YOUR TASK
The answer must be every line of the records below that holds the word "icon".

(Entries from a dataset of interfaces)
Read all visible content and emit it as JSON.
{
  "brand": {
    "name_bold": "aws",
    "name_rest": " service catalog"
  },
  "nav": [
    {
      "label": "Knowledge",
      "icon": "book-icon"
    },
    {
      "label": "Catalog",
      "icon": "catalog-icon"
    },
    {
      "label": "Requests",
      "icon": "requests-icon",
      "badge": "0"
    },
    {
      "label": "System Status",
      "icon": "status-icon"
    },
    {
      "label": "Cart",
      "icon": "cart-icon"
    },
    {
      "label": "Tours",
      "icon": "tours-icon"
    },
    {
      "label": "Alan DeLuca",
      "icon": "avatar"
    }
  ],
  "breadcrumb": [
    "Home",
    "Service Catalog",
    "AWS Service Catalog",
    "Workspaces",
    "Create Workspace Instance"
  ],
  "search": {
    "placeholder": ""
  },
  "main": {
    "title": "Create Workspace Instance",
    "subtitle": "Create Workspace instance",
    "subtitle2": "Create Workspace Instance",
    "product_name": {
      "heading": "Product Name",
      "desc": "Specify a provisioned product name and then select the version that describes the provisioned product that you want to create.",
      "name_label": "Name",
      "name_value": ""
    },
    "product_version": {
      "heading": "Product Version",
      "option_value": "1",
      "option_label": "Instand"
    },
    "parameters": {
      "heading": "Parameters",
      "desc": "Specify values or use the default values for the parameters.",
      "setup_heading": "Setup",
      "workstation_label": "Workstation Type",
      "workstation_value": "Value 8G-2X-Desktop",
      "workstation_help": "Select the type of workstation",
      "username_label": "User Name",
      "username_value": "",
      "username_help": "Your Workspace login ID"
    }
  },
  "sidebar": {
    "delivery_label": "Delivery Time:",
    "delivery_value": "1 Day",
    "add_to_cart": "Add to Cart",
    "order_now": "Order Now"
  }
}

WRITTEN SOLUTION
      "icon": "book-icon"
      "icon": "catalog-icon"
      "icon": "requests-icon",
      "icon": "status-icon"
      "icon": "cart-icon"
      "icon": "tours-icon"
      "icon": "avatar"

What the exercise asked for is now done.